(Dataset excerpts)
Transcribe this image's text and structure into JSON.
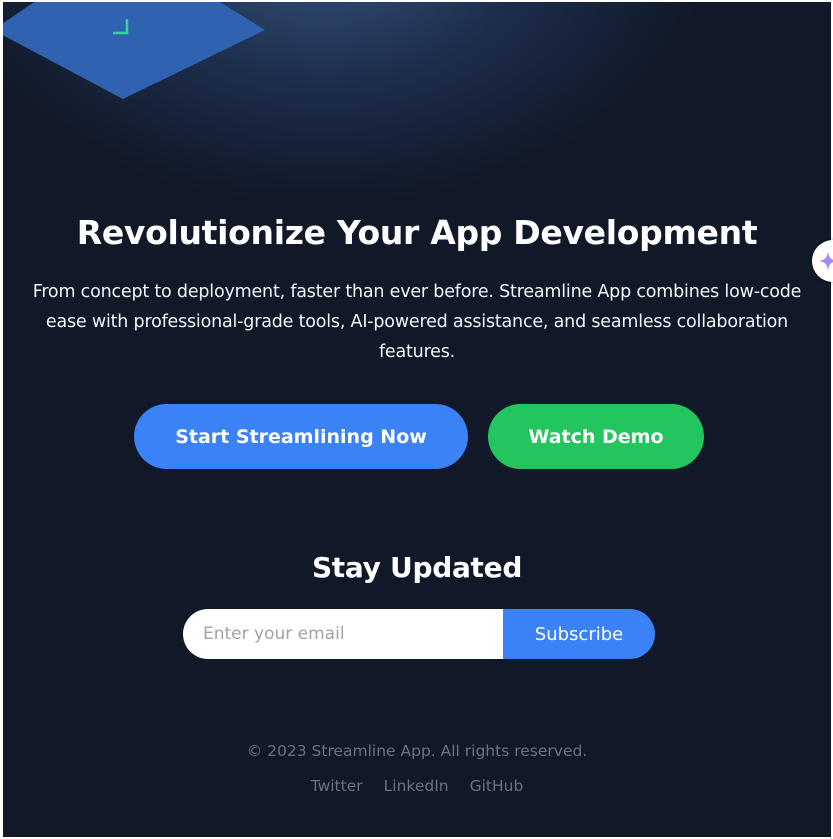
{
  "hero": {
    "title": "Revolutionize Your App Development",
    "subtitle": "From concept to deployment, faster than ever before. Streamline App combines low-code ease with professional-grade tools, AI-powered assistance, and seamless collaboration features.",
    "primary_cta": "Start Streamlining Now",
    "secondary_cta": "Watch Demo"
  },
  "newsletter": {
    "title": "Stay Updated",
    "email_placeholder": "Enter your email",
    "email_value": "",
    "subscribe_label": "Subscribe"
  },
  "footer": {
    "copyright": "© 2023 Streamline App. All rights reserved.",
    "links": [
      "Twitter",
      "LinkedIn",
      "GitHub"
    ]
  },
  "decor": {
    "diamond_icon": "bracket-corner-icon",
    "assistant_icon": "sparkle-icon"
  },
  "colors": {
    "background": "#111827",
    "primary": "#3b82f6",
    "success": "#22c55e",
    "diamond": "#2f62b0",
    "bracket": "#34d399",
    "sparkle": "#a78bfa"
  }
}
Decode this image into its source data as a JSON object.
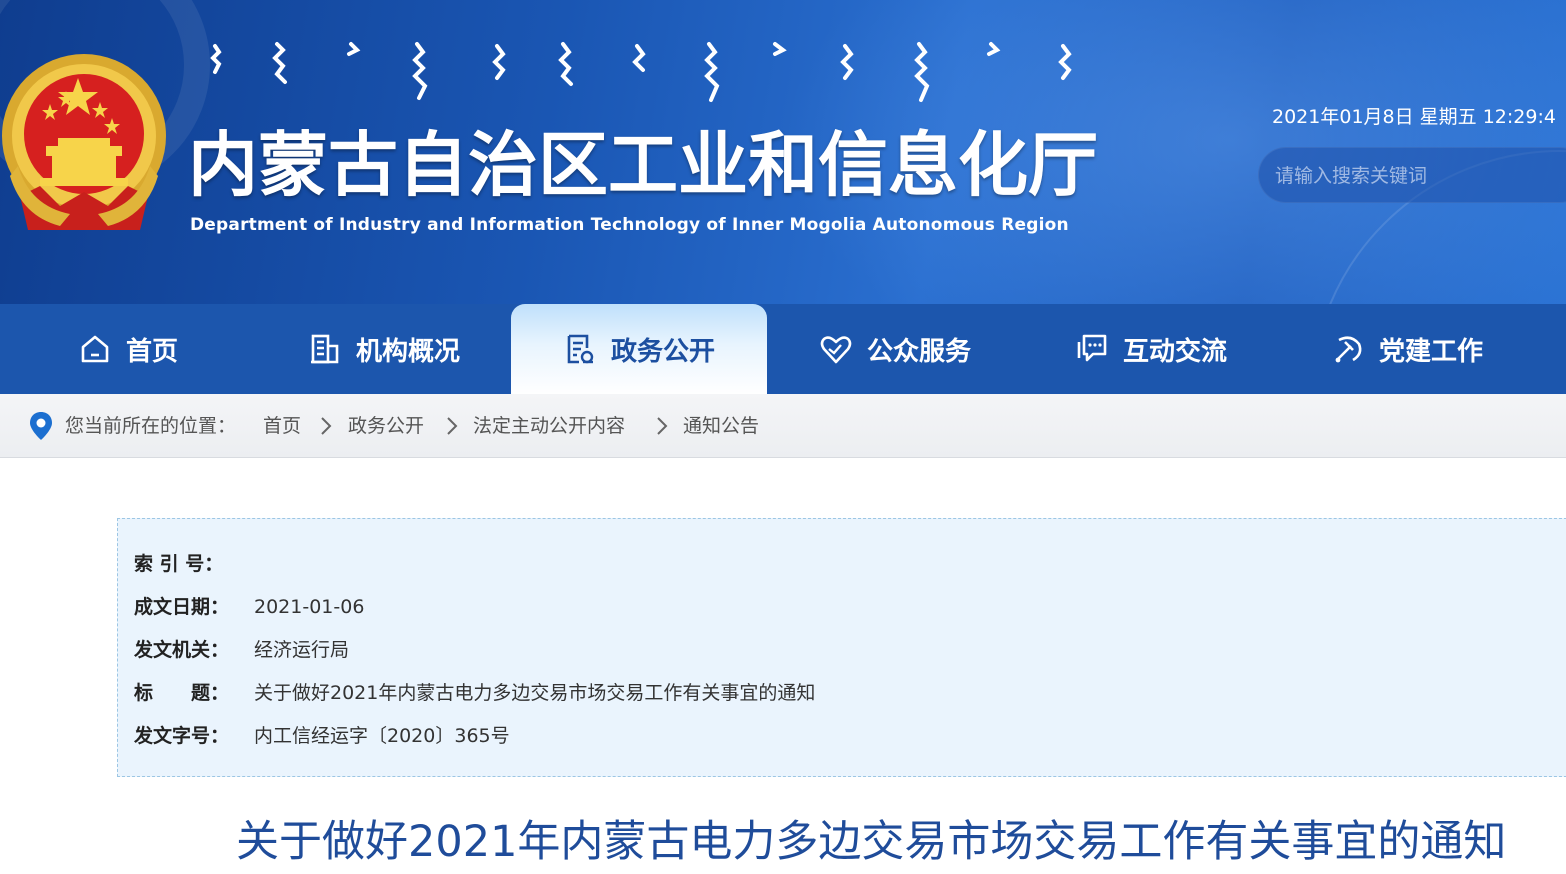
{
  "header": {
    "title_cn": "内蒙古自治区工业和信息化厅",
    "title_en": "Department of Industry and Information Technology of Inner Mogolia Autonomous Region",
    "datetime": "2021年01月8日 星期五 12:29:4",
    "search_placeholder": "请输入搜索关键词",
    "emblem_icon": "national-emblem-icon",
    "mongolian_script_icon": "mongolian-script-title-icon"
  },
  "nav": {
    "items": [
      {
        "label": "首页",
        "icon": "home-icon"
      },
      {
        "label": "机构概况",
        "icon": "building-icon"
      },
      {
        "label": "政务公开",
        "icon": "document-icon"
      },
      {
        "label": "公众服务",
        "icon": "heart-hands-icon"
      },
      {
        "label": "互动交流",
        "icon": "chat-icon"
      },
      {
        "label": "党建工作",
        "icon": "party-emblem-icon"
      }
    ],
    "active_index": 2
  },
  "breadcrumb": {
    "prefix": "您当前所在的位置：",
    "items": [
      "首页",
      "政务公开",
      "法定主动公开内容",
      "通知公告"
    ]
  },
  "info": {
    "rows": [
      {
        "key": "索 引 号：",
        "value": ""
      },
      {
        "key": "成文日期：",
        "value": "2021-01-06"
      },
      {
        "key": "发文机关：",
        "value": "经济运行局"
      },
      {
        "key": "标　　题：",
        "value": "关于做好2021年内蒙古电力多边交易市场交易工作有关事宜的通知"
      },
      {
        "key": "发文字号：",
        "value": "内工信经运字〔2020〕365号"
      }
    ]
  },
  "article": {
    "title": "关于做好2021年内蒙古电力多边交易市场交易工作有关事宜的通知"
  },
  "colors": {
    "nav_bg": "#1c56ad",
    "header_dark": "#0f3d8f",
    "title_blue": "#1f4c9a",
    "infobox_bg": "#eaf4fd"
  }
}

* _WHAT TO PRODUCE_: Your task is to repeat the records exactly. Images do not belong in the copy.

* _ANSWER TO THE PROBLEM_:
Transcribe this image's text and structure into JSON.
{
  "hero": {
    "title": "Revolutionize Your App Development",
    "subtitle": "From concept to deployment, faster than ever before. Streamline App combines low-code ease with professional-grade tools, AI-powered assistance, and seamless collaboration features.",
    "primary_cta": "Start Streamlining Now",
    "secondary_cta": "Watch Demo"
  },
  "newsletter": {
    "title": "Stay Updated",
    "email_placeholder": "Enter your email",
    "email_value": "",
    "subscribe_label": "Subscribe"
  },
  "footer": {
    "copyright": "© 2023 Streamline App. All rights reserved.",
    "links": [
      "Twitter",
      "LinkedIn",
      "GitHub"
    ]
  },
  "decor": {
    "diamond_icon": "bracket-corner-icon",
    "assistant_icon": "sparkle-icon"
  },
  "colors": {
    "background": "#111827",
    "primary": "#3b82f6",
    "success": "#22c55e",
    "diamond": "#2f62b0",
    "bracket": "#34d399",
    "sparkle": "#a78bfa"
  }
}
Decode this image into its source data as a JSON object.
{
  "header": {
    "title_cn": "内蒙古自治区工业和信息化厅",
    "title_en": "Department of Industry and Information Technology of Inner Mogolia Autonomous Region",
    "datetime": "2021年01月8日 星期五 12:29:4",
    "search_placeholder": "请输入搜索关键词",
    "emblem_icon": "national-emblem-icon",
    "mongolian_script_icon": "mongolian-script-title-icon"
  },
  "nav": {
    "items": [
      {
        "label": "首页",
        "icon": "home-icon"
      },
      {
        "label": "机构概况",
        "icon": "building-icon"
      },
      {
        "label": "政务公开",
        "icon": "document-icon"
      },
      {
        "label": "公众服务",
        "icon": "heart-hands-icon"
      },
      {
        "label": "互动交流",
        "icon": "chat-icon"
      },
      {
        "label": "党建工作",
        "icon": "party-emblem-icon"
      }
    ],
    "active_index": 2
  },
  "breadcrumb": {
    "prefix": "您当前所在的位置：",
    "items": [
      "首页",
      "政务公开",
      "法定主动公开内容",
      "通知公告"
    ]
  },
  "info": {
    "rows": [
      {
        "key": "索 引 号：",
        "value": ""
      },
      {
        "key": "成文日期：",
        "value": "2021-01-06"
      },
      {
        "key": "发文机关：",
        "value": "经济运行局"
      },
      {
        "key": "标　　题：",
        "value": "关于做好2021年内蒙古电力多边交易市场交易工作有关事宜的通知"
      },
      {
        "key": "发文字号：",
        "value": "内工信经运字〔2020〕365号"
      }
    ]
  },
  "article": {
    "title": "关于做好2021年内蒙古电力多边交易市场交易工作有关事宜的通知"
  },
  "colors": {
    "nav_bg": "#1c56ad",
    "header_dark": "#0f3d8f",
    "title_blue": "#1f4c9a",
    "infobox_bg": "#eaf4fd"
  }
}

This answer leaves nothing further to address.